» **AIM OF THE TASK**: Each line of the listing that includes the string "callout" is to be identified and copied.

» **AVAILABLE RECORDS**:
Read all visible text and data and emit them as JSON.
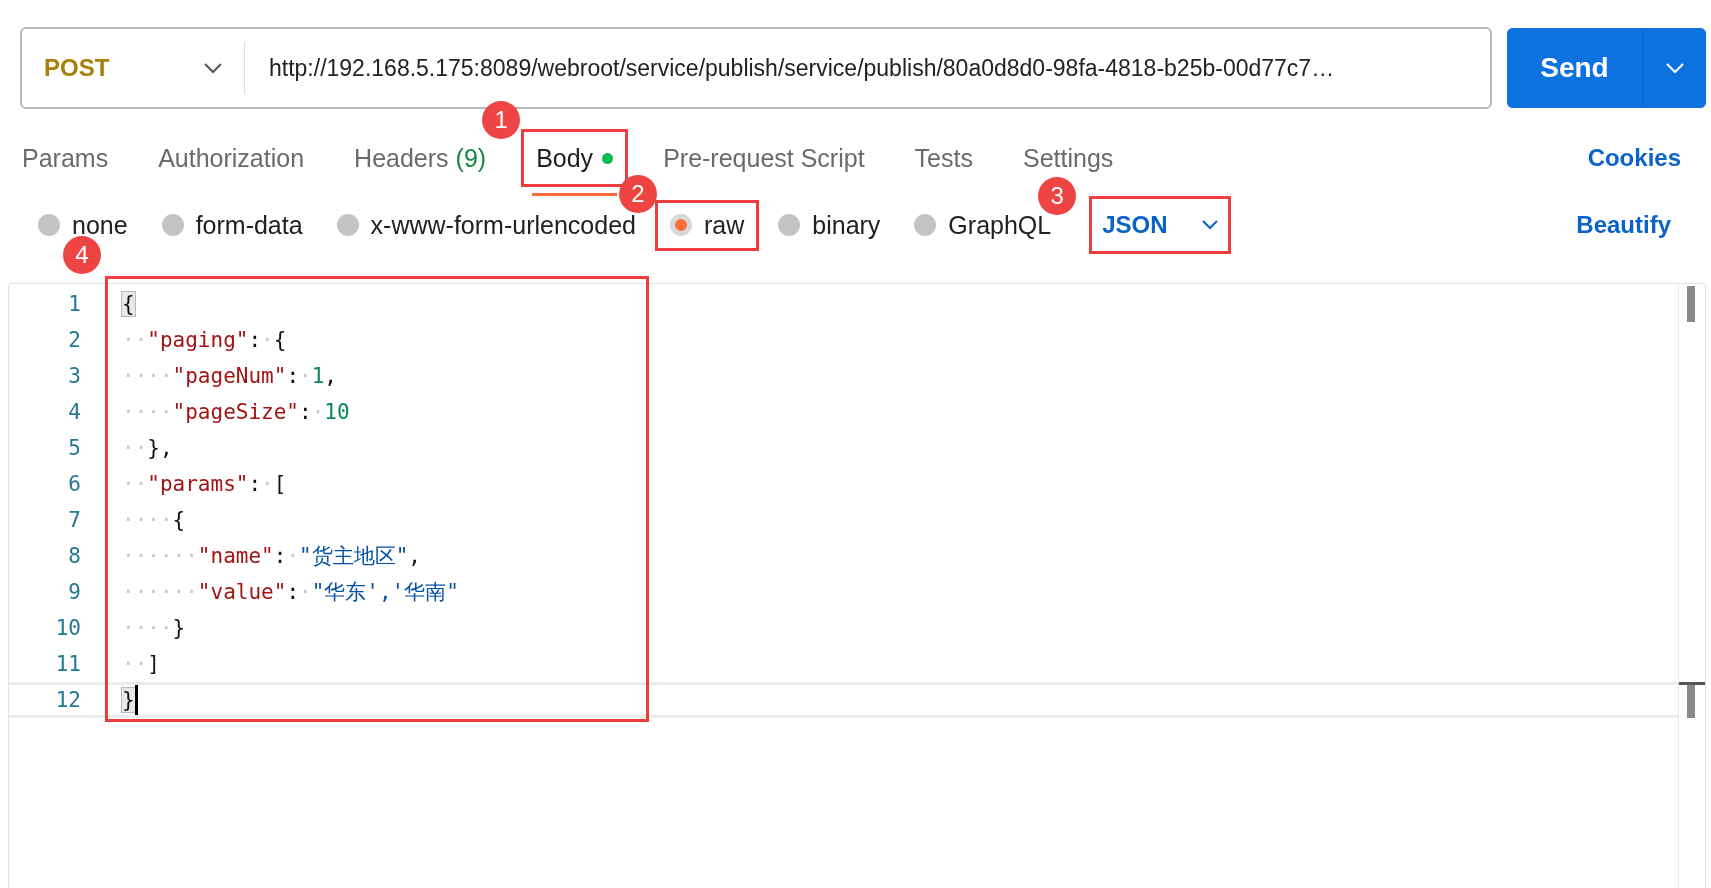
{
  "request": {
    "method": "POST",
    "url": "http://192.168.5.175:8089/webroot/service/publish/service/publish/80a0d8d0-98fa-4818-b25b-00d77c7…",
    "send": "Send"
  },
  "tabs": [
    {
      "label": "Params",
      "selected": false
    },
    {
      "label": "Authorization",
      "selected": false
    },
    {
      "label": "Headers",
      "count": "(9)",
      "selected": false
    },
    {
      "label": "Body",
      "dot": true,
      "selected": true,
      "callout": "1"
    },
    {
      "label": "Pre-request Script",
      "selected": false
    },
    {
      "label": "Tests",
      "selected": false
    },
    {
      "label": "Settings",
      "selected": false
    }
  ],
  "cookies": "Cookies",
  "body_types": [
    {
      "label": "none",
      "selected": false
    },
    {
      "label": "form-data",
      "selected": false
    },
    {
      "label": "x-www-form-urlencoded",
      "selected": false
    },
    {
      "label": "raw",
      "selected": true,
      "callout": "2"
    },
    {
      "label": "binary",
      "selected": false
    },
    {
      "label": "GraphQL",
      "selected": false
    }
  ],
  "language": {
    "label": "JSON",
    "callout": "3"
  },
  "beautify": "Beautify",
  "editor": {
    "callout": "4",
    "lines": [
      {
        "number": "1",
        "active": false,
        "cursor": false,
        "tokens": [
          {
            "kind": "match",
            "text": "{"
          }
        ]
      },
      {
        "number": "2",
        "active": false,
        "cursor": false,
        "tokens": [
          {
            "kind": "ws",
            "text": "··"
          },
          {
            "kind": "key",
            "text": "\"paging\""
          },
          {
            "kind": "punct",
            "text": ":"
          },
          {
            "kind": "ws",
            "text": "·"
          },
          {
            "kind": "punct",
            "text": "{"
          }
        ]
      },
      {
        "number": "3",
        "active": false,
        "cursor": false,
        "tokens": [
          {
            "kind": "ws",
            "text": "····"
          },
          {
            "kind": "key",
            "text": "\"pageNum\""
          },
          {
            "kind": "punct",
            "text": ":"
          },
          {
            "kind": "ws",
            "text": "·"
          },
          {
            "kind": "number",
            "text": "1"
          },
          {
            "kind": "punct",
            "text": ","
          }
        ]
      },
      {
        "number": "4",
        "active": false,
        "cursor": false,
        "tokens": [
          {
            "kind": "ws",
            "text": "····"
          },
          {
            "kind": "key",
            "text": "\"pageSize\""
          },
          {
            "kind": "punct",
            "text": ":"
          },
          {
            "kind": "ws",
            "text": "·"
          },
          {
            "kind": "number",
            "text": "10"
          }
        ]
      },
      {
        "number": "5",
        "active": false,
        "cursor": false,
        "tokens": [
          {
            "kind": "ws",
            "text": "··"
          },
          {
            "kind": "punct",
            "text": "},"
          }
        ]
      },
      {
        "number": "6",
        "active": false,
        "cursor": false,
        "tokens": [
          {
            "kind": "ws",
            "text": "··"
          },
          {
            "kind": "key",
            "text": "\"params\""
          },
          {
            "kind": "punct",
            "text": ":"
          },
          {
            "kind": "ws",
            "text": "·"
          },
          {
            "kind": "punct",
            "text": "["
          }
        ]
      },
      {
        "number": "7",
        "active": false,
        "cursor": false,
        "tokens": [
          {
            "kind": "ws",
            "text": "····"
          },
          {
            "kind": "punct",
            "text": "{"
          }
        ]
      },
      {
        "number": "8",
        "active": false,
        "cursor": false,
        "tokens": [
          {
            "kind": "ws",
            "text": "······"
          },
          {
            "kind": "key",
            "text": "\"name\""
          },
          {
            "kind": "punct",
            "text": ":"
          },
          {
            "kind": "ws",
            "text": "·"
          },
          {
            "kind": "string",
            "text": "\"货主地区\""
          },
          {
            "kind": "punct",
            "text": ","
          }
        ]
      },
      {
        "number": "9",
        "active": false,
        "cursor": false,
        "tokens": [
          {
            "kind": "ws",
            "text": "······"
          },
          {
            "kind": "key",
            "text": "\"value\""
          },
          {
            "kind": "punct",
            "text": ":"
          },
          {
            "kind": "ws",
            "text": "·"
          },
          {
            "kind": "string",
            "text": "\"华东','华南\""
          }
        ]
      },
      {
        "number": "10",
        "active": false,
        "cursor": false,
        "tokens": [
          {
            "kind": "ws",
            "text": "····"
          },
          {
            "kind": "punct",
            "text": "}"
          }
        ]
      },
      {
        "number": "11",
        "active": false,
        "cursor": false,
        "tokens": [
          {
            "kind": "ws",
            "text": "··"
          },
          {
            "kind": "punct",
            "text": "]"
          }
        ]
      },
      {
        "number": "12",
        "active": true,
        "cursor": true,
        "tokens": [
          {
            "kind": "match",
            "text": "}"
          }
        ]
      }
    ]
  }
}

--

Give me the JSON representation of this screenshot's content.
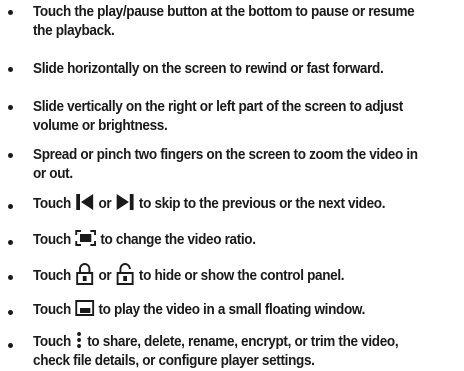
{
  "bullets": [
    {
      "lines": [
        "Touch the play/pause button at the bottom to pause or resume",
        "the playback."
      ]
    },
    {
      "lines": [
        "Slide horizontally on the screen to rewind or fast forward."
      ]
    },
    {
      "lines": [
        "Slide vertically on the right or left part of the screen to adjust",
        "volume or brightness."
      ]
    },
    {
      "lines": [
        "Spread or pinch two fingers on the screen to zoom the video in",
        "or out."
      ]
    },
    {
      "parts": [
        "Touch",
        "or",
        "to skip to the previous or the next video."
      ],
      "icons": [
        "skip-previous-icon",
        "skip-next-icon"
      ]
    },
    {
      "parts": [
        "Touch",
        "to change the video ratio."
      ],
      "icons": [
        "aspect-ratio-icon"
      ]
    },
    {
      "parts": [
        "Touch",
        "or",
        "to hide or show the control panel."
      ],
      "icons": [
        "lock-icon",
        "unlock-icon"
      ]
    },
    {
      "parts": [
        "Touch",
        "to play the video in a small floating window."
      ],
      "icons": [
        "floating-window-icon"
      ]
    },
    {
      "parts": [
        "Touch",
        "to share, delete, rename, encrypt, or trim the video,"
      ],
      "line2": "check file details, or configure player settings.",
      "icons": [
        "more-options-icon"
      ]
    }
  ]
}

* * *

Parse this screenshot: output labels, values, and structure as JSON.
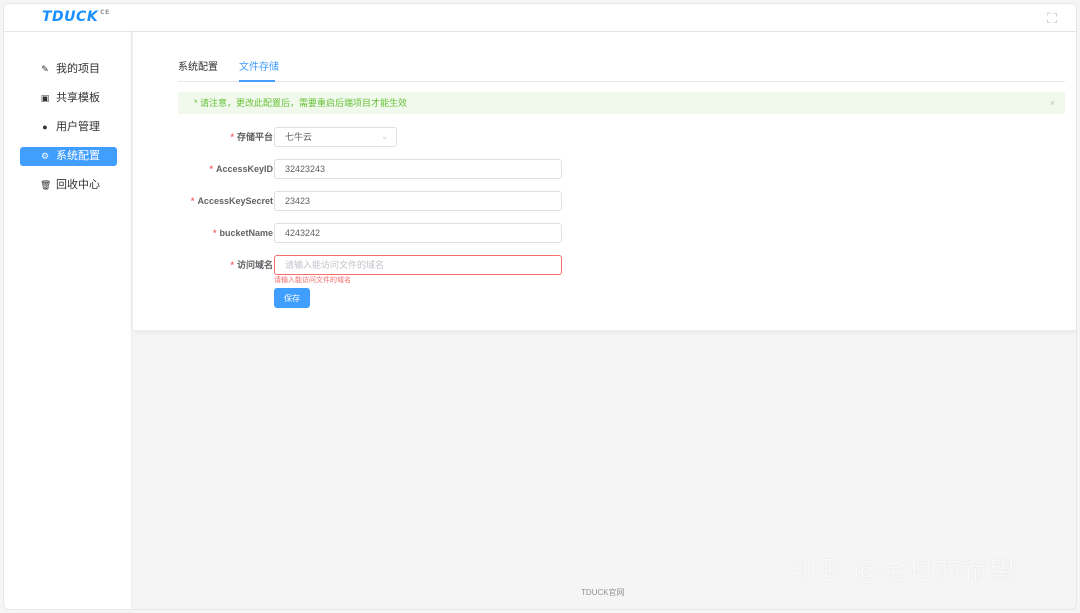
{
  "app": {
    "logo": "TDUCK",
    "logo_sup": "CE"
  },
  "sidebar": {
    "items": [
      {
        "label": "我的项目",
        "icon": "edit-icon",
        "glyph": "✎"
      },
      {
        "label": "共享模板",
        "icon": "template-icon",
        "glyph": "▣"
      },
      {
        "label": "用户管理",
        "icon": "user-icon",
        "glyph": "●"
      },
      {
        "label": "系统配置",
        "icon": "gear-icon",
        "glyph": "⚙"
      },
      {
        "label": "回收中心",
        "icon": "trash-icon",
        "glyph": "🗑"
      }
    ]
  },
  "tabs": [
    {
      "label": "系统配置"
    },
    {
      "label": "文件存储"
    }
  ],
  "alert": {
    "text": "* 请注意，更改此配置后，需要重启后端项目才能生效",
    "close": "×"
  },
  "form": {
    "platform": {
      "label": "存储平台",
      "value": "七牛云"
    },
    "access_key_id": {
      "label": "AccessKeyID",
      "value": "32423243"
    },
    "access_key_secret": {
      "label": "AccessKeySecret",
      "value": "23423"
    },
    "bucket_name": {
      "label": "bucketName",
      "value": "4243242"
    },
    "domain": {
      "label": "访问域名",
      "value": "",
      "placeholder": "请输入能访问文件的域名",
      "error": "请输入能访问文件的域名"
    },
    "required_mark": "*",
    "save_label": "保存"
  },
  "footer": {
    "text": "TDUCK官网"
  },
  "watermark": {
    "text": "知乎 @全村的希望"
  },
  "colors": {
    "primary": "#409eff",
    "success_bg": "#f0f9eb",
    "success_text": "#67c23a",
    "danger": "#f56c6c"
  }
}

» **FINAL ANSWER**:
      "callout": "1"
      "callout": "2"
    "callout": "3"
    "callout": "4",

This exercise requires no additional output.